## Page and application data records
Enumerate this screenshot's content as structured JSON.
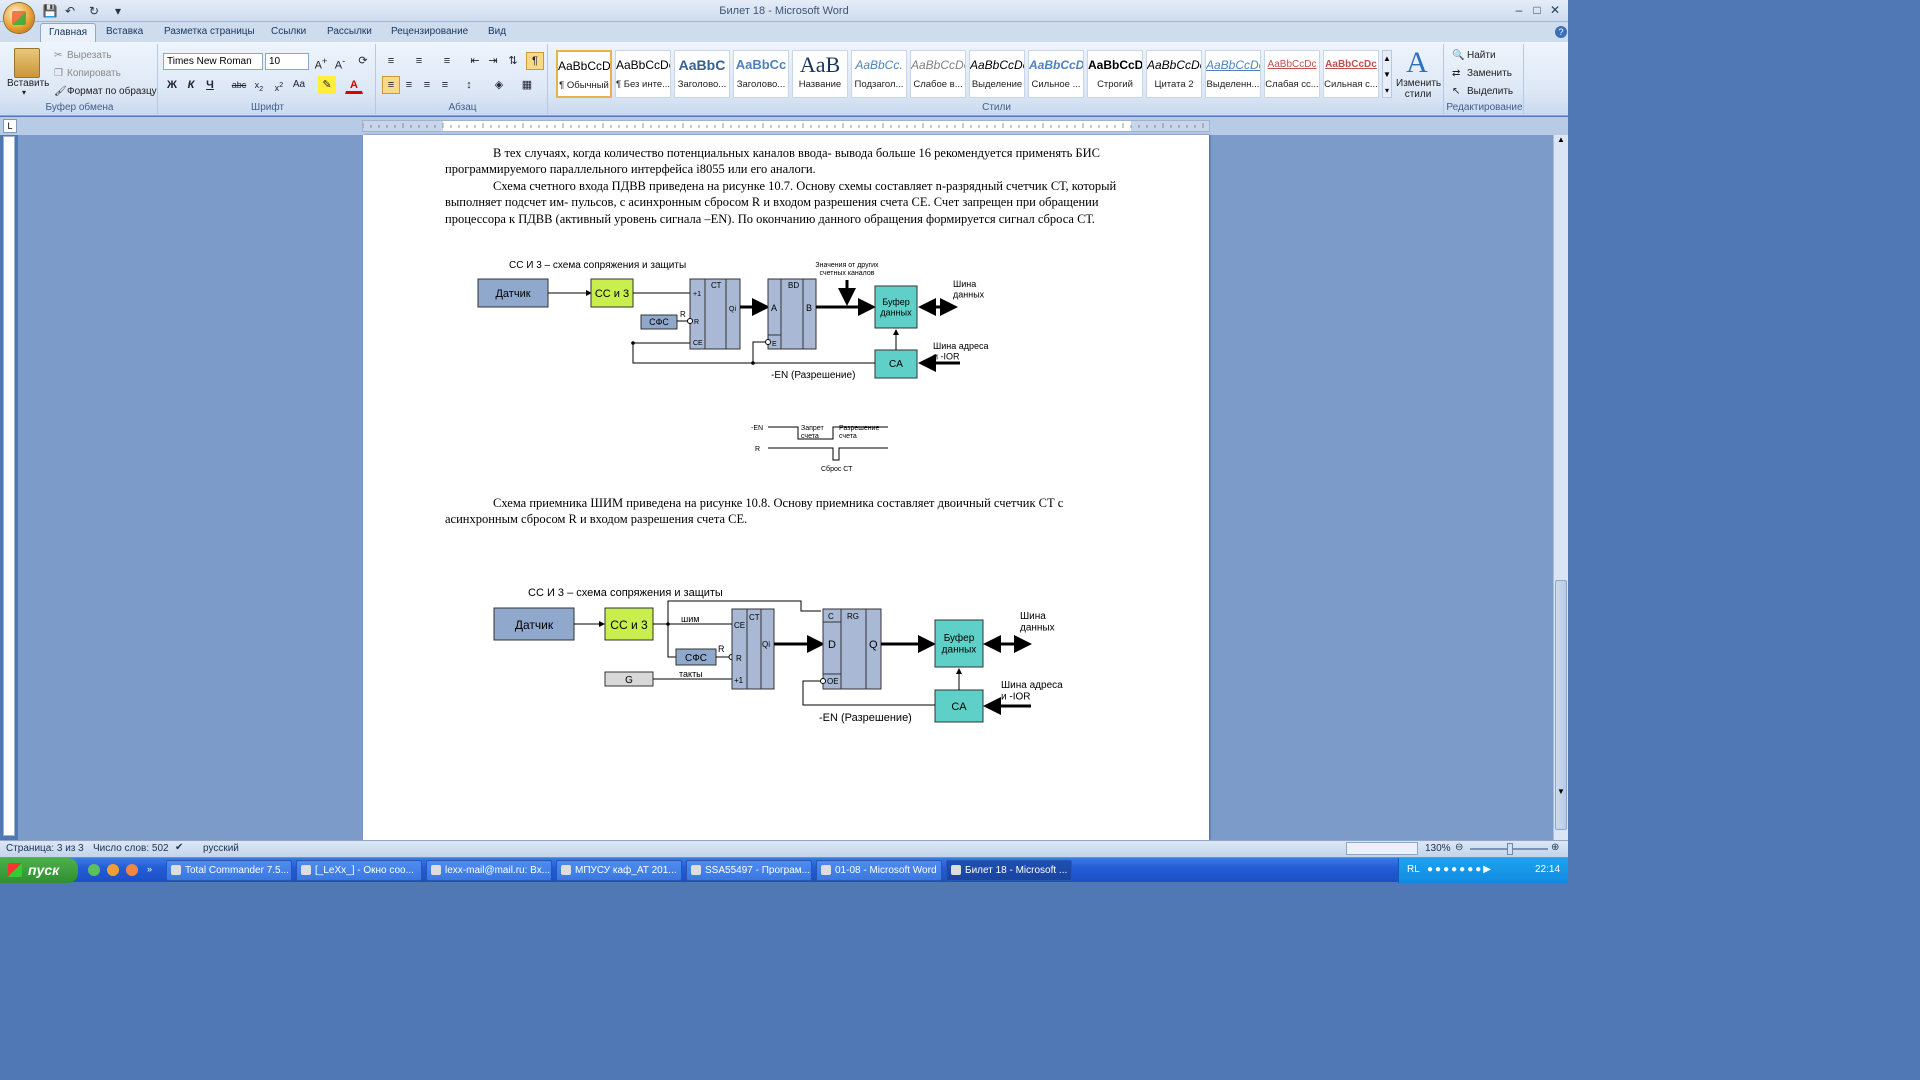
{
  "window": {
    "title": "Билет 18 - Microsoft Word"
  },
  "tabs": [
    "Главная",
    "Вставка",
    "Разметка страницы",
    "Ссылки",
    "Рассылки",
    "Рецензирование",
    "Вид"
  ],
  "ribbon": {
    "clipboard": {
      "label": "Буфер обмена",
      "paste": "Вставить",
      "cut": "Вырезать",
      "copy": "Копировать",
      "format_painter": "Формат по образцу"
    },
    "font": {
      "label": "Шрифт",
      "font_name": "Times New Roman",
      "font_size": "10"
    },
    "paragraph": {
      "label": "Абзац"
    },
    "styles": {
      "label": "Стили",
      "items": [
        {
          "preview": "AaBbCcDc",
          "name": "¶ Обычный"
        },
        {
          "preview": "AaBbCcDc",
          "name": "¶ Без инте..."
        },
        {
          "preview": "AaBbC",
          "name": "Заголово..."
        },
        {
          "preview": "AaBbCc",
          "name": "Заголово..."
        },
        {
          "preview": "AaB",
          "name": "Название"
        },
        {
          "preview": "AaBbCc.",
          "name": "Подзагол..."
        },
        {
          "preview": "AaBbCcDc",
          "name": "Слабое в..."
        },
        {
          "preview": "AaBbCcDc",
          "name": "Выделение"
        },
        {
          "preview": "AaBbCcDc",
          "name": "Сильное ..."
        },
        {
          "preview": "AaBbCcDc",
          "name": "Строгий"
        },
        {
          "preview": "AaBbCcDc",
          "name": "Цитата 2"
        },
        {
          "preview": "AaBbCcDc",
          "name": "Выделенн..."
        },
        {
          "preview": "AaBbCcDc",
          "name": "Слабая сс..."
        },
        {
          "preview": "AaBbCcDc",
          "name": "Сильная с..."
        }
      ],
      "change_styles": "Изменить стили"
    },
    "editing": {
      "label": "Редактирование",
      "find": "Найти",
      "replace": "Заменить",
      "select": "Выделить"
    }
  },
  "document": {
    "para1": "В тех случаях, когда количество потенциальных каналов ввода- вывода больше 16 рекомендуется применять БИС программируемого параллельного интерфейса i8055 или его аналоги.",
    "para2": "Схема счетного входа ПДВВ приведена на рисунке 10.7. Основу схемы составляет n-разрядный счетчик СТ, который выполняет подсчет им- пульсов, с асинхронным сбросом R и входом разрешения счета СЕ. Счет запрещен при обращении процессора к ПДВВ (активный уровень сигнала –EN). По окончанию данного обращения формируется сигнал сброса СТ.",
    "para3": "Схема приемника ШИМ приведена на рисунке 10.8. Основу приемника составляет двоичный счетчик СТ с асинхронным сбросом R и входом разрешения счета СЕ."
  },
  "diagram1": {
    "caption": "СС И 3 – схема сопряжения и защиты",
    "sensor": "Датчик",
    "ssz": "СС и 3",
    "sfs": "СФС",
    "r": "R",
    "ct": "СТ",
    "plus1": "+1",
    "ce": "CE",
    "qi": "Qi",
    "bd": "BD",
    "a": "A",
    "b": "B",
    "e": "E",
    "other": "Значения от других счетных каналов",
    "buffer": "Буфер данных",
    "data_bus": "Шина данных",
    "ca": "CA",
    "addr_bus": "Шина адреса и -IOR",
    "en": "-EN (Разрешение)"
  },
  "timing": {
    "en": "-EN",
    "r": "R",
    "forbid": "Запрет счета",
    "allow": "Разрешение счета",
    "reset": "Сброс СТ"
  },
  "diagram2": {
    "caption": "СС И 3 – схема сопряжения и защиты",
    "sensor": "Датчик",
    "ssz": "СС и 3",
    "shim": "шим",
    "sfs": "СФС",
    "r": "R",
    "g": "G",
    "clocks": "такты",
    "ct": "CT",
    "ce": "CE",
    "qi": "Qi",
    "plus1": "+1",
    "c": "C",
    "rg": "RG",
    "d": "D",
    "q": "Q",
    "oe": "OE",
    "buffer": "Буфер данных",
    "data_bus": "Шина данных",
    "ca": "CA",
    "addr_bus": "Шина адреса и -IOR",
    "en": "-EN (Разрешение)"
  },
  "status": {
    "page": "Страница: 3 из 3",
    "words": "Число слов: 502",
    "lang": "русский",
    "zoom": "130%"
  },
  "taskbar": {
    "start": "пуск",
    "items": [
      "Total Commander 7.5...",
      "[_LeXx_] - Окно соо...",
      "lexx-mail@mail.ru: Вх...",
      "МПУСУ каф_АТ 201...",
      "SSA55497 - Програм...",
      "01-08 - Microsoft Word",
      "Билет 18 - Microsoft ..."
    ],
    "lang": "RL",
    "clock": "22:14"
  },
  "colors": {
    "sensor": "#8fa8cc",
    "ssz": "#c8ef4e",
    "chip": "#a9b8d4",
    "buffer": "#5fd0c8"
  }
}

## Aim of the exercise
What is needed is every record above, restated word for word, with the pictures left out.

## Problem solution
Enumerate this screenshot's content as structured JSON.
{
  "window": {
    "title": "Билет 18 - Microsoft Word"
  },
  "tabs": [
    "Главная",
    "Вставка",
    "Разметка страницы",
    "Ссылки",
    "Рассылки",
    "Рецензирование",
    "Вид"
  ],
  "ribbon": {
    "clipboard": {
      "label": "Буфер обмена",
      "paste": "Вставить",
      "cut": "Вырезать",
      "copy": "Копировать",
      "format_painter": "Формат по образцу"
    },
    "font": {
      "label": "Шрифт",
      "font_name": "Times New Roman",
      "font_size": "10"
    },
    "paragraph": {
      "label": "Абзац"
    },
    "styles": {
      "label": "Стили",
      "items": [
        {
          "preview": "AaBbCcDc",
          "name": "¶ Обычный"
        },
        {
          "preview": "AaBbCcDc",
          "name": "¶ Без инте..."
        },
        {
          "preview": "AaBbC",
          "name": "Заголово..."
        },
        {
          "preview": "AaBbCc",
          "name": "Заголово..."
        },
        {
          "preview": "AaB",
          "name": "Название"
        },
        {
          "preview": "AaBbCc.",
          "name": "Подзагол..."
        },
        {
          "preview": "AaBbCcDc",
          "name": "Слабое в..."
        },
        {
          "preview": "AaBbCcDc",
          "name": "Выделение"
        },
        {
          "preview": "AaBbCcDc",
          "name": "Сильное ..."
        },
        {
          "preview": "AaBbCcDc",
          "name": "Строгий"
        },
        {
          "preview": "AaBbCcDc",
          "name": "Цитата 2"
        },
        {
          "preview": "AaBbCcDc",
          "name": "Выделенн..."
        },
        {
          "preview": "AaBbCcDc",
          "name": "Слабая сс..."
        },
        {
          "preview": "AaBbCcDc",
          "name": "Сильная с..."
        }
      ],
      "change_styles": "Изменить стили"
    },
    "editing": {
      "label": "Редактирование",
      "find": "Найти",
      "replace": "Заменить",
      "select": "Выделить"
    }
  },
  "document": {
    "para1": "В тех случаях, когда количество потенциальных каналов ввода- вывода больше 16 рекомендуется применять БИС программируемого параллельного интерфейса i8055 или его аналоги.",
    "para2": "Схема счетного входа ПДВВ приведена на рисунке 10.7. Основу схемы составляет n-разрядный счетчик СТ, который выполняет подсчет им- пульсов, с асинхронным сбросом R и входом разрешения счета СЕ. Счет запрещен при обращении процессора к ПДВВ (активный уровень сигнала –EN). По окончанию данного обращения формируется сигнал сброса СТ.",
    "para3": "Схема приемника ШИМ приведена на рисунке 10.8. Основу приемника составляет двоичный счетчик СТ с асинхронным сбросом R и входом разрешения счета СЕ."
  },
  "diagram1": {
    "caption": "СС И 3 – схема сопряжения и защиты",
    "sensor": "Датчик",
    "ssz": "СС и 3",
    "sfs": "СФС",
    "r": "R",
    "ct": "СТ",
    "plus1": "+1",
    "ce": "CE",
    "qi": "Qi",
    "bd": "BD",
    "a": "A",
    "b": "B",
    "e": "E",
    "other": "Значения от других счетных каналов",
    "buffer": "Буфер данных",
    "data_bus": "Шина данных",
    "ca": "CA",
    "addr_bus": "Шина адреса и -IOR",
    "en": "-EN (Разрешение)"
  },
  "timing": {
    "en": "-EN",
    "r": "R",
    "forbid": "Запрет счета",
    "allow": "Разрешение счета",
    "reset": "Сброс СТ"
  },
  "diagram2": {
    "caption": "СС И 3 – схема сопряжения и защиты",
    "sensor": "Датчик",
    "ssz": "СС и 3",
    "shim": "шим",
    "sfs": "СФС",
    "r": "R",
    "g": "G",
    "clocks": "такты",
    "ct": "CT",
    "ce": "CE",
    "qi": "Qi",
    "plus1": "+1",
    "c": "C",
    "rg": "RG",
    "d": "D",
    "q": "Q",
    "oe": "OE",
    "buffer": "Буфер данных",
    "data_bus": "Шина данных",
    "ca": "CA",
    "addr_bus": "Шина адреса и -IOR",
    "en": "-EN (Разрешение)"
  },
  "status": {
    "page": "Страница: 3 из 3",
    "words": "Число слов: 502",
    "lang": "русский",
    "zoom": "130%"
  },
  "taskbar": {
    "start": "пуск",
    "items": [
      "Total Commander 7.5...",
      "[_LeXx_] - Окно соо...",
      "lexx-mail@mail.ru: Вх...",
      "МПУСУ каф_АТ 201...",
      "SSA55497 - Програм...",
      "01-08 - Microsoft Word",
      "Билет 18 - Microsoft ..."
    ],
    "lang": "RL",
    "clock": "22:14"
  },
  "colors": {
    "sensor": "#8fa8cc",
    "ssz": "#c8ef4e",
    "chip": "#a9b8d4",
    "buffer": "#5fd0c8"
  }
}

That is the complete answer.